(Dataset entries Opens)

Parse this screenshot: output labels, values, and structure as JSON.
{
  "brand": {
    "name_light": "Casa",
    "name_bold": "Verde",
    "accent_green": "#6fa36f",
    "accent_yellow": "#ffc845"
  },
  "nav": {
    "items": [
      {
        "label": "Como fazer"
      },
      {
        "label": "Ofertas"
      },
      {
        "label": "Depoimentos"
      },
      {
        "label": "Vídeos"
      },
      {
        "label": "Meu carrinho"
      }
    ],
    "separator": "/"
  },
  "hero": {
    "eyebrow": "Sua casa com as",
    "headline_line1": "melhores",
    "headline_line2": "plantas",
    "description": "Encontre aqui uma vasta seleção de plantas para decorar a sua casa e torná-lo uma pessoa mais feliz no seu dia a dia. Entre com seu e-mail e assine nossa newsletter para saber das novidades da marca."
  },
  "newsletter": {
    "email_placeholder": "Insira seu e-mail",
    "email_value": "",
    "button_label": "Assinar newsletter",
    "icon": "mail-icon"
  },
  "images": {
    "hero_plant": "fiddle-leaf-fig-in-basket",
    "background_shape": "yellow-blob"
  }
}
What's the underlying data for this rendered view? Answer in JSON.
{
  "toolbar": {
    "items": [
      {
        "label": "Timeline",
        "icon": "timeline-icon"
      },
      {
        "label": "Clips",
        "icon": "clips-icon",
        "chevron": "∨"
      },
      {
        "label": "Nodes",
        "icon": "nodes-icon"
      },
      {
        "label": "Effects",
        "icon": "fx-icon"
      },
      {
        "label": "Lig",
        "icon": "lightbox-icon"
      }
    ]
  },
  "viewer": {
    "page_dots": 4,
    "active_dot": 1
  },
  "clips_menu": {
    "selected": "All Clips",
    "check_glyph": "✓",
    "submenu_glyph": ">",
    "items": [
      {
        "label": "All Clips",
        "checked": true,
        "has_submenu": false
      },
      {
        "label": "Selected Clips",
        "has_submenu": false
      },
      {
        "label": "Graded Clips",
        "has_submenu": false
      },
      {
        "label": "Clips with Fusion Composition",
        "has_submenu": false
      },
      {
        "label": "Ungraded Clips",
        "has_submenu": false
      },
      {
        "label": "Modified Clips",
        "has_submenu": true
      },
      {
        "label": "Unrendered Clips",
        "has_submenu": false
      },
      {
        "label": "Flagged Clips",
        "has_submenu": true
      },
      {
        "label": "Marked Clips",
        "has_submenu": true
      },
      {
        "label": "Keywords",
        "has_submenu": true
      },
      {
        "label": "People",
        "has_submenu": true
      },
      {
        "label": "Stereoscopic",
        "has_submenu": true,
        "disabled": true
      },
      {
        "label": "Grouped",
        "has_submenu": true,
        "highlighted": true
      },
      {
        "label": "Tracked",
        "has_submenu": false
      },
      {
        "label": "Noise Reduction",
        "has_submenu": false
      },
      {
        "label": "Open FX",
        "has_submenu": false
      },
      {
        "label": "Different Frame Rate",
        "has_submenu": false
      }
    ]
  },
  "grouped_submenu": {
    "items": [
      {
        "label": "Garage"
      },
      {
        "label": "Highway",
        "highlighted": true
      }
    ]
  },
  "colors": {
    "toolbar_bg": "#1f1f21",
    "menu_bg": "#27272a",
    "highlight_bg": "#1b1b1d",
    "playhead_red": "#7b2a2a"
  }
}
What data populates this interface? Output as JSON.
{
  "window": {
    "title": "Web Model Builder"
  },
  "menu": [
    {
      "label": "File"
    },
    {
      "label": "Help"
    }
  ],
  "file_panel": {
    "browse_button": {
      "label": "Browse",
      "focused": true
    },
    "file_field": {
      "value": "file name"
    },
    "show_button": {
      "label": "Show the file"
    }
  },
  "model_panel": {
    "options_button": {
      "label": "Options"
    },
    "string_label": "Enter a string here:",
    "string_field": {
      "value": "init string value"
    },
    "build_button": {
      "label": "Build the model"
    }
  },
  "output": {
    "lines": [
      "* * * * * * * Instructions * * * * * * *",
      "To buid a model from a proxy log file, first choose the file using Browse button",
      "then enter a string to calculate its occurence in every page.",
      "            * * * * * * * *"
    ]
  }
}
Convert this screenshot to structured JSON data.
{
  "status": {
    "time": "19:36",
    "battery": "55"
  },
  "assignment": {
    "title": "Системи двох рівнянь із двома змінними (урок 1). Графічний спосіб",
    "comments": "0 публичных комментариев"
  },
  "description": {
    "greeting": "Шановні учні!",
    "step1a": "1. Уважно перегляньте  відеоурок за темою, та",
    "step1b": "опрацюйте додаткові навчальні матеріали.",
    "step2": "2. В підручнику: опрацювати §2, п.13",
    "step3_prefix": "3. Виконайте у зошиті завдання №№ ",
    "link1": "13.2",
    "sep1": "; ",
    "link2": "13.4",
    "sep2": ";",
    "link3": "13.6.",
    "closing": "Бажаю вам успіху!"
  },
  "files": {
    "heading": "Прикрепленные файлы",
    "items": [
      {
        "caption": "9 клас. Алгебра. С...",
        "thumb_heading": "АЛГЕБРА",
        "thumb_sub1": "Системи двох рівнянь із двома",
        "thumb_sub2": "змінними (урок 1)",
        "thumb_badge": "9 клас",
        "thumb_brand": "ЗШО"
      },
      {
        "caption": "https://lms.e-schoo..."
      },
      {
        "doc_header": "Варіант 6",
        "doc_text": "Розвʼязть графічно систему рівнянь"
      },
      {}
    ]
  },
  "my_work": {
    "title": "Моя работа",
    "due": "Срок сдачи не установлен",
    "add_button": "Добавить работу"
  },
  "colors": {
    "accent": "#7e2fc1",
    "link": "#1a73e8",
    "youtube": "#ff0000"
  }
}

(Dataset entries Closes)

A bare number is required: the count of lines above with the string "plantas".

#### [Exercise solution]
2